Oh my god, is this paragraphs I see? o.o
Edit: I do apologise for breaking the chain of discussion. >_>;
Christianity is different because it spread Westward and was adopted by Empires and Kingdoms throughout European history. With that, and due to the Great Schism as well as all the reformation movements in the last thousand years there are a bunch of differences in orthopraxy throughout Christianity. A great example of how much of a hodgepodge Christianity is is the Seventh-Day Adventist Church. They're Christian, but observe the Jewish Sabbath of Saturday, share much of the same "kosher" laws that Jews have, but also recommend vegetarianism to it's followers, which is pretty unique among all three faiths. They also forbid alcohol and other drugs from being consumed. Many secular movements in the Western world have led to the strictness of such practices being lost in most denominations. This is why I called most Catholic dietary practices as being "suggestions" rather than law. It's really not the same or a proper comparison in my opinion either. Christianity in that part of the world has been declining rapidly for well over a century. Today they only make up 5% of the population. Christianity's roots are in that part of the world but it hasn't held the same level of "importance" for them since the Crusades.

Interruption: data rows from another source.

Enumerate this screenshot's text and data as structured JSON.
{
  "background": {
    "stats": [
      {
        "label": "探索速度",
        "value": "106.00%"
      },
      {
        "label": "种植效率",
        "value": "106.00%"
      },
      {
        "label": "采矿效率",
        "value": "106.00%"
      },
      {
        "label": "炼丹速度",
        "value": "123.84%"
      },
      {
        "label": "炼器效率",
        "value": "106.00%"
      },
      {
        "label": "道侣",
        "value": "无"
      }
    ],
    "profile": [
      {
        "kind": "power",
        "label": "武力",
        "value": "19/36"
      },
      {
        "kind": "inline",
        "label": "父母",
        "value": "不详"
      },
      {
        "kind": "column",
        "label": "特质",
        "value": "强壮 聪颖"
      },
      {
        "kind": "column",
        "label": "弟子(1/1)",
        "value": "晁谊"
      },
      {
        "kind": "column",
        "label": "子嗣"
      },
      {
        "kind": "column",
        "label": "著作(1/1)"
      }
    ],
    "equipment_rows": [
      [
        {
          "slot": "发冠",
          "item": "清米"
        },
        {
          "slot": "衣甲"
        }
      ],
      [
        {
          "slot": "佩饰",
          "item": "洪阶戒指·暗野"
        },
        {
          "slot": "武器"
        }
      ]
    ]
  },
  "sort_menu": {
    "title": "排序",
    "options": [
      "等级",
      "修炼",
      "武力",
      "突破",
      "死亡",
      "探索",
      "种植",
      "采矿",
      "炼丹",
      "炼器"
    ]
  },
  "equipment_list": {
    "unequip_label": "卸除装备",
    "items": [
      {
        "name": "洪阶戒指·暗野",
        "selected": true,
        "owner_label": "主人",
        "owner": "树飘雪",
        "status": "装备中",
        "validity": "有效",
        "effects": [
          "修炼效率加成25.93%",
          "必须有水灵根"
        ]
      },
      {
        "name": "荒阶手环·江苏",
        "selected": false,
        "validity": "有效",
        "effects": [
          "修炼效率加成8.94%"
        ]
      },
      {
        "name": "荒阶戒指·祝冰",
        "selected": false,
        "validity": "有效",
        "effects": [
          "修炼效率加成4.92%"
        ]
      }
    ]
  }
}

Now, the specific reason why Jews and Muslims hold onto these laws and not Christians as a whole, I don't have an answer for. It was really just an educated guess. They're both Abrahamic religions, with populations that lived among each other for quite a long time. It's probably dumbing it down a bit admittedly.
Last edited by xi0; November 19, 2012 at 02:04 AM.
But that would be going against my role in this thread as that sarcastic kid in the back of the class. >.> Meh...
Anyway, another note on ancy's point about tradition is that there is no specific mention in the Qu'ran about which slaughtering method should be used, or how the animal should be killed. The methods are only used because they are traced back to hadiths (prophetic sayings and deeds). Now the interesting part is that while still in its infancy, Islam had relatively little contact with Christians in comparison with Jews who lived amongst them in Arabia. So it is not beyond the realms of possibility that the traditional Jewish method of slaughter did influence or even was the source of the current Islamic method. In fact, its highly likely. The similarities between the two are quite striking, but I don't know anything of pre-Islamic slaughter methods in Arabia to actually say for definite. It could be that the traditional Jewish slaughtering method - or slight variations thereof - was already widespread in the region and this was adopted by the new religion. That could go to explain why it is specifically mentioned in the Qu'ran that kosher meat is allowed to be eaten and hence halal.
Too much to read...skipped all posts .